Workers' rights organization skewers Governor Baker for early end to the COVID-19 Emergency Paid Sick Time Program

March 15, 2022


Jeff Newton, MassCOSH Communications Director
(857) 301-7730

Workers' rights organization skewers Governor Baker for early end to the COVID-19 Emergency Paid Sick Time Program
Says program is still needed and workers that needed it most did not receive benefit

BOSTON Today, the Massachusetts Coalition for Occupational Safety and Health (MassCOSH) criticized the Governor for ending the COVID-19 Emergency Paid Sick Time Program. On March 1st, it was announced that the program would end March 15, with funds allocated for reimbursement set to be exhausted before the initial deadline at the end of April. COVID-19 Emergency Paid Sick Leave was meant to ensure that workers had access to additional paid and job-protected sick leave that could be used for seeking care for COVID- related sickness, quarantine, vaccinations, testing, and family care.

“The program was a critical public health resource that not only kept workers safe at work by reducing the risk of workplace exposures, but also ensured that our families and communities could be safe as well,” said Brenda Quintana, the MassCOSH Immigrant Worker Center Organizer. “However, there have been many issues with workers’ ability to access this benefit, and particularly for low-wage workers and essential workers.”

Despite the law requiring that employers make this benefit available to all workers and having non-retaliation provisions, the law lacks any meaningful enforcement or penalties for noncompliance.

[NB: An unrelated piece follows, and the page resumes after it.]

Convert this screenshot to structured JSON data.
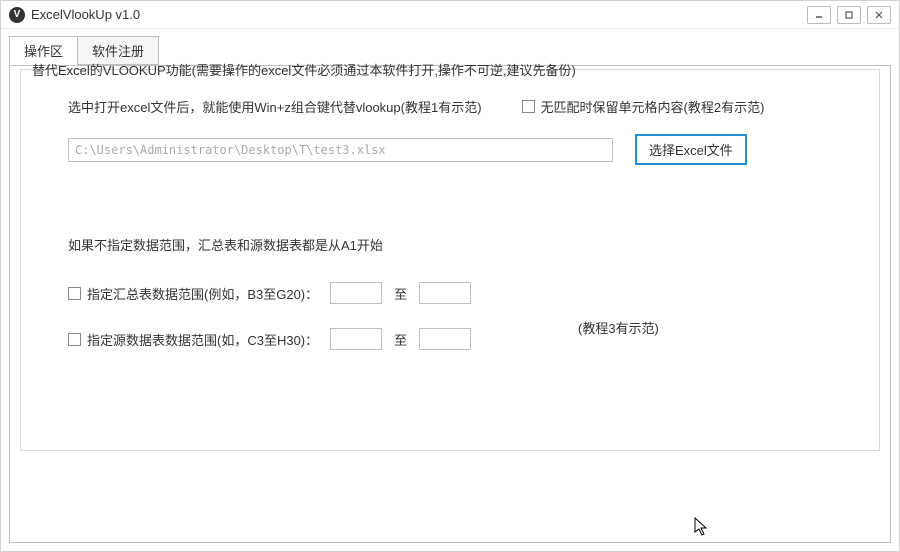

As a result, many employers have outright refused to offer this leave benefit to their employees by forcing workers to take unpaid time off while quarantining, use accumulated sick time, or force workers to come to work sick or risk losing their jobs.

“Emergency Paid Sick Time for COVID-19 should not be expiring right now,” explains David McKenna, an attorney and Equal Justice Works Fellow at Greater Boston Legal Services. “We continue to see workers getting fired for getting COVID. The other problem we see is that no one is enforcing COVID sick time. The Attorney General doesn’t have authority to enforce it. The law doesn’t say if workers have a right to sue their employers for sick pay and job protection. So yes it’s a good program, but it is basically voluntary for employers to follow or ignore the law. I hope that the legislature builds on the lessons learned to strengthen and extend Emergency Paid Sick Time.”

Many workers have in fact lost their jobs because of requesting time off after testing positive COVID-19. The program provided no clear legal processes to address these violations.

“I was fired in December after I called work to tell them I had tested positive for COVID,” said Ariel, a restaurant worker who did not want his last name used. “Since then, I have been working with legal services to try to recover the pay I was entitled to under the Emergency Paid Sick Time Law. My former employer continues to refuse to cooperate, and I have no choice but to take the case to court. Since protections for workers are minimal when companies violate the law, workers like me have to seek other alternatives to have that right respected, which is why I sought help with the MassCOSH Worker Center.”

"When employers can so easily undermine state laws without consequence, and workers are left without meaningful protections against retaliation and non-payment, the lives and public health of all workers are at risk," said Milagros Barreto, Director of the MassCOSH Immigrant Worker Center.

Further, MassCOSH maintains that the pandemic is not yet over, and many workers are still being exposed to the virus on the job, now without the safety net of mask mandates, other workplace protections, or paid time off. Some workers are still recovering from long COVID cases contracted by workplace exposure that have left them unable to work full time.
Juan Pablo Osgueda contracted COVID-19 from his co-workers in March of 2020 while working in construction. He became very ill with the virus, was hospitalized, and has since suffered many long-haul symptoms.

"When I was in the hospital because of COVID the only thing I thought about was how my children and my family were going to get ahead and now that I no longer have COVID, my situation is worse because my health is extremely bad and there is no help from the government for workers like me that COVID change our lives,” said Osgueda.

While the program is set to end today, employers will have until April 29 to submit requests for qualifying leave between May 28, 2021, and March 15, 2022. MassCOSH is calling on the Governor to (1) extend the program; (2) provide enforcement and create a mechanism for administrative complaints to addresses employer misconduct that prevents workers from accessing emergency sick time benefits for which they are eligible, and (3) that the State sets clear criteria for when the program does end for when should go back into effect should COVID rates rise again in the future.

About MassCOSH  
MassCOSH strives to ensure that all workers earn their living and return home alive and well. MassCOSH unites workers, unions, and community groups with environmental and health activists, to end dangerous work conditions, to organize for safe, secure jobs, and to advocate for healthy communities. Through training, technical assistance and building community/labor alliances, MassCOSH mobilizes its members and develops leaders in the movement to end unsafe work conditions.